**WORK REQUIRED:**
Word for word, restate all of the data shown below.

Saved data entries:
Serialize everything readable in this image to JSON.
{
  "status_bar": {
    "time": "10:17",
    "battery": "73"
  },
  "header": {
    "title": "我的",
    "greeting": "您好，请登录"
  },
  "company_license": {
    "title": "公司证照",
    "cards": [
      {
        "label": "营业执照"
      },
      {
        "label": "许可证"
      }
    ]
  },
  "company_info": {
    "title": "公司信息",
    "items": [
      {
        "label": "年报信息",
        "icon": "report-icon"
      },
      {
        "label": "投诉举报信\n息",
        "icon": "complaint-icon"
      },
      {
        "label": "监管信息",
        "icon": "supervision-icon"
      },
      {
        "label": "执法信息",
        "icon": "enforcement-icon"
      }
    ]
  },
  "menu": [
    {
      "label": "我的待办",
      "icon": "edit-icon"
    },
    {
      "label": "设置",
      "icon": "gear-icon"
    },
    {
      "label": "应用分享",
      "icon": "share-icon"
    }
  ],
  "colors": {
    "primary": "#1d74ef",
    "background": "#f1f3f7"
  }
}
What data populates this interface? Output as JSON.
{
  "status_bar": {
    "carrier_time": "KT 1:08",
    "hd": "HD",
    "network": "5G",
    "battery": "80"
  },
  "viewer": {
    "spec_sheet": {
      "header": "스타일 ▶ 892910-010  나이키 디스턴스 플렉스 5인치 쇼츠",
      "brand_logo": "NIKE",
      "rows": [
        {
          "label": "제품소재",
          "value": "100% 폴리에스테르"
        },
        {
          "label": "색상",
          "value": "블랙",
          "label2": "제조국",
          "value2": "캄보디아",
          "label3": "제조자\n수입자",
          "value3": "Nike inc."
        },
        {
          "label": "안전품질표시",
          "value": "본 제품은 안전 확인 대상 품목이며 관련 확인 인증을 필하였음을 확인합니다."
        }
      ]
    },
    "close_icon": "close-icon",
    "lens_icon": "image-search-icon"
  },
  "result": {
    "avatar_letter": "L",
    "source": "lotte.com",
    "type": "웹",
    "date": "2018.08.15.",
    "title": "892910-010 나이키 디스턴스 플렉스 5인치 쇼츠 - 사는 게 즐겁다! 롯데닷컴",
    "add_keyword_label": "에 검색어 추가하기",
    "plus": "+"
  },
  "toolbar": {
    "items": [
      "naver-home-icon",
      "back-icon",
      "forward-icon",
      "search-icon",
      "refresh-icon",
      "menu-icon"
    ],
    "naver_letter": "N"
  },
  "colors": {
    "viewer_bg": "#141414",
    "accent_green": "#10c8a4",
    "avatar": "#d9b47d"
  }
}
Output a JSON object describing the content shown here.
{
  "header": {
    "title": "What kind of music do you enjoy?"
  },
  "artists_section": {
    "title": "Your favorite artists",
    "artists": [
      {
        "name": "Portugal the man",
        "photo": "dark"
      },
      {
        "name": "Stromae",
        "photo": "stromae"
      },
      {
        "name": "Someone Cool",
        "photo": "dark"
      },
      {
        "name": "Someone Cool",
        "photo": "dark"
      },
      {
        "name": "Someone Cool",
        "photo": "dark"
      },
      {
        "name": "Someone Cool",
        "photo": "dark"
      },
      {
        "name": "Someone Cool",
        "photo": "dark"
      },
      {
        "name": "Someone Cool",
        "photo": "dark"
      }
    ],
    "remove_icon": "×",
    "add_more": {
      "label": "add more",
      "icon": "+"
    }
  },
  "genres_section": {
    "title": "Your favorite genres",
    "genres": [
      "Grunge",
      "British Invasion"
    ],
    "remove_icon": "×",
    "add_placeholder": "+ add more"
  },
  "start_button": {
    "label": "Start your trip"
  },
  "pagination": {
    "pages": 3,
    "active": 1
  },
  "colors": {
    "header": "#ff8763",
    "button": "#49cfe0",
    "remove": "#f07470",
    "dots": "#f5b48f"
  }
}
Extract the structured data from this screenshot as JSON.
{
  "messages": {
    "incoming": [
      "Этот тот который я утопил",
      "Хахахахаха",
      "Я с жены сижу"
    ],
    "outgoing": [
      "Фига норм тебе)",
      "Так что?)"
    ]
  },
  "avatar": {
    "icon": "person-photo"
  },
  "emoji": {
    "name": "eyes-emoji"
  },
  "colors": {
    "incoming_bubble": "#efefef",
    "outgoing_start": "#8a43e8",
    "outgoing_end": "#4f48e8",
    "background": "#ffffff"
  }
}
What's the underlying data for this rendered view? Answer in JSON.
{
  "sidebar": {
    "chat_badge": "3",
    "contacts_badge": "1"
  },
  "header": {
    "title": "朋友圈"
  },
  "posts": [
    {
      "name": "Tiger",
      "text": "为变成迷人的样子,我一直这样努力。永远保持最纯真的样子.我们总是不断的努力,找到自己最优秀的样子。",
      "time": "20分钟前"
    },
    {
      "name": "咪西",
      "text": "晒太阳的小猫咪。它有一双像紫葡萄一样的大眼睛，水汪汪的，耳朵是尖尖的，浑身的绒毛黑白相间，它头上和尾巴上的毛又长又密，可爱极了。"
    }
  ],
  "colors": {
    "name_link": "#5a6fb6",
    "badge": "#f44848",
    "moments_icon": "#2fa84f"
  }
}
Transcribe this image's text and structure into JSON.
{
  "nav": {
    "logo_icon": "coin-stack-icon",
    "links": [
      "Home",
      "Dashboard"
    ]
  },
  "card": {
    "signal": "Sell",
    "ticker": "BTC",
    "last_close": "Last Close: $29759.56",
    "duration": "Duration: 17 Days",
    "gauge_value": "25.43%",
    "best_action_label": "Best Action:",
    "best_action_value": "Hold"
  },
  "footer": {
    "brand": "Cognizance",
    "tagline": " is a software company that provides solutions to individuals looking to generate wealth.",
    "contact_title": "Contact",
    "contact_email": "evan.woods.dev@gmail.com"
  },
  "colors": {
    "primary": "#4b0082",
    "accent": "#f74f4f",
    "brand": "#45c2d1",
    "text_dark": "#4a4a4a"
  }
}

**ANSWER TO THE PROBLEM:**
Serialize everything readable in this image to JSON.
{
  "status_bar": {
    "time": "10:17",
    "battery": "73"
  },
  "header": {
    "title": "我的",
    "greeting": "您好，请登录"
  },
  "company_license": {
    "title": "公司证照",
    "cards": [
      {
        "label": "营业执照"
      },
      {
        "label": "许可证"
      }
    ]
  },
  "company_info": {
    "title": "公司信息",
    "items": [
      {
        "label": "年报信息",
        "icon": "report-icon"
      },
      {
        "label": "投诉举报信\n息",
        "icon": "complaint-icon"
      },
      {
        "label": "监管信息",
        "icon": "supervision-icon"
      },
      {
        "label": "执法信息",
        "icon": "enforcement-icon"
      }
    ]
  },
  "menu": [
    {
      "label": "我的待办",
      "icon": "edit-icon"
    },
    {
      "label": "设置",
      "icon": "gear-icon"
    },
    {
      "label": "应用分享",
      "icon": "share-icon"
    }
  ],
  "colors": {
    "primary": "#1d74ef",
    "background": "#f1f3f7"
  }
}
What data populates this interface? Output as JSON.
{
  "status_bar": {
    "carrier_time": "KT 1:08",
    "hd": "HD",
    "network": "5G",
    "battery": "80"
  },
  "viewer": {
    "spec_sheet": {
      "header": "스타일 ▶ 892910-010  나이키 디스턴스 플렉스 5인치 쇼츠",
      "brand_logo": "NIKE",
      "rows": [
        {
          "label": "제품소재",
          "value": "100% 폴리에스테르"
        },
        {
          "label": "색상",
          "value": "블랙",
          "label2": "제조국",
          "value2": "캄보디아",
          "label3": "제조자\n수입자",
          "value3": "Nike inc."
        },
        {
          "label": "안전품질표시",
          "value": "본 제품은 안전 확인 대상 품목이며 관련 확인 인증을 필하였음을 확인합니다."
        }
      ]
    },
    "close_icon": "close-icon",
    "lens_icon": "image-search-icon"
  },
  "result": {
    "avatar_letter": "L",
    "source": "lotte.com",
    "type": "웹",
    "date": "2018.08.15.",
    "title": "892910-010 나이키 디스턴스 플렉스 5인치 쇼츠 - 사는 게 즐겁다! 롯데닷컴",
    "add_keyword_label": "에 검색어 추가하기",
    "plus": "+"
  },
  "toolbar": {
    "items": [
      "naver-home-icon",
      "back-icon",
      "forward-icon",
      "search-icon",
      "refresh-icon",
      "menu-icon"
    ],
    "naver_letter": "N"
  },
  "colors": {
    "viewer_bg": "#141414",
    "accent_green": "#10c8a4",
    "avatar": "#d9b47d"
  }
}
Output a JSON object describing the content shown here.
{
  "header": {
    "title": "What kind of music do you enjoy?"
  },
  "artists_section": {
    "title": "Your favorite artists",
    "artists": [
      {
        "name": "Portugal the man",
        "photo": "dark"
      },
      {
        "name": "Stromae",
        "photo": "stromae"
      },
      {
        "name": "Someone Cool",
        "photo": "dark"
      },
      {
        "name": "Someone Cool",
        "photo": "dark"
      },
      {
        "name": "Someone Cool",
        "photo": "dark"
      },
      {
        "name": "Someone Cool",
        "photo": "dark"
      },
      {
        "name": "Someone Cool",
        "photo": "dark"
      },
      {
        "name": "Someone Cool",
        "photo": "dark"
      }
    ],
    "remove_icon": "×",
    "add_more": {
      "label": "add more",
      "icon": "+"
    }
  },
  "genres_section": {
    "title": "Your favorite genres",
    "genres": [
      "Grunge",
      "British Invasion"
    ],
    "remove_icon": "×",
    "add_placeholder": "+ add more"
  },
  "start_button": {
    "label": "Start your trip"
  },
  "pagination": {
    "pages": 3,
    "active": 1
  },
  "colors": {
    "header": "#ff8763",
    "button": "#49cfe0",
    "remove": "#f07470",
    "dots": "#f5b48f"
  }
}
Extract the structured data from this screenshot as JSON.
{
  "messages": {
    "incoming": [
      "Этот тот который я утопил",
      "Хахахахаха",
      "Я с жены сижу"
    ],
    "outgoing": [
      "Фига норм тебе)",
      "Так что?)"
    ]
  },
  "avatar": {
    "icon": "person-photo"
  },
  "emoji": {
    "name": "eyes-emoji"
  },
  "colors": {
    "incoming_bubble": "#efefef",
    "outgoing_start": "#8a43e8",
    "outgoing_end": "#4f48e8",
    "background": "#ffffff"
  }
}
What's the underlying data for this rendered view? Answer in JSON.
{
  "sidebar": {
    "chat_badge": "3",
    "contacts_badge": "1"
  },
  "header": {
    "title": "朋友圈"
  },
  "posts": [
    {
      "name": "Tiger",
      "text": "为变成迷人的样子,我一直这样努力。永远保持最纯真的样子.我们总是不断的努力,找到自己最优秀的样子。",
      "time": "20分钟前"
    },
    {
      "name": "咪西",
      "text": "晒太阳的小猫咪。它有一双像紫葡萄一样的大眼睛，水汪汪的，耳朵是尖尖的，浑身的绒毛黑白相间，它头上和尾巴上的毛又长又密，可爱极了。"
    }
  ],
  "colors": {
    "name_link": "#5a6fb6",
    "badge": "#f44848",
    "moments_icon": "#2fa84f"
  }
}
Transcribe this image's text and structure into JSON.
{
  "nav": {
    "logo_icon": "coin-stack-icon",
    "links": [
      "Home",
      "Dashboard"
    ]
  },
  "card": {
    "signal": "Sell",
    "ticker": "BTC",
    "last_close": "Last Close: $29759.56",
    "duration": "Duration: 17 Days",
    "gauge_value": "25.43%",
    "best_action_label": "Best Action:",
    "best_action_value": "Hold"
  },
  "footer": {
    "brand": "Cognizance",
    "tagline": " is a software company that provides solutions to individuals looking to generate wealth.",
    "contact_title": "Contact",
    "contact_email": "evan.woods.dev@gmail.com"
  },
  "colors": {
    "primary": "#4b0082",
    "accent": "#f74f4f",
    "brand": "#45c2d1",
    "text_dark": "#4a4a4a"
  }
}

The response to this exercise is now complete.